In 1925 Leonard and Dorothy Elmhirst, a pair of progressive-minded, fantastically wealthy Americans, purchased Dartington Hall, a dilapidated medieval manor set in 800 acres of South Devon. Here, over the next 40 years, they searched for what Leonard Elmhirst described as "an abundant life". They built a school, ran an experimental farm, and collected paintings - predominantly by young British artists such as Ben Nicholson, Christopher Wood and David Jones.
Some of these are now housed at High Cross House on the Dartington Estate, a delightful little modernist villa (all white walls and sun terraces) designed by the Swiss architect William Lescaze in 1932. It reopens for the spring and summer on Tuesday with a selection from the Dartington collection and a temporary exhibition exploring the links between the American painter Mark Tobey and he English visionary Cecil Collins - both of whom were on the Dartington staff in the 1930s and who shared an interest in Eastern art and philosophy.
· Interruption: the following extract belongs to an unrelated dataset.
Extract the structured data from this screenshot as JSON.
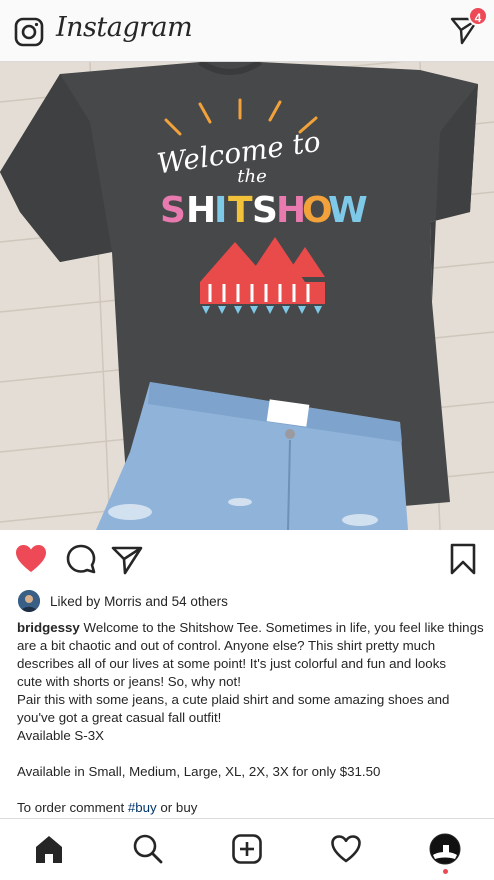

This temporary exhibition is the brainchild of Franki Austin, a painter who has used the Dartington archives to research Collins and Tobey and then to make her own work in response to theirs. It is a slightly puzzling idea: to use two bodies of existing work in order to create a third, but the result is a serious and thoughtful investigation of the nature of artistic influence.
Austin's dense and complex pictures are on show alongside those by Collins and Tobey until 6 April - a good reason to visit High Cross House sooner rather than later.
EYE ON THE NEW
Consolation for all those who missed Ian McKeever's subtle abstractions in Nottingham earlier this year. That exhibition has gone to Pori in Finland, but from Wednesday, he will be showing a fine selection of recent paintings, drawings and prints.
Alan Cristea Gallery at 31 Cork Street, London W1, to19 AprReuse content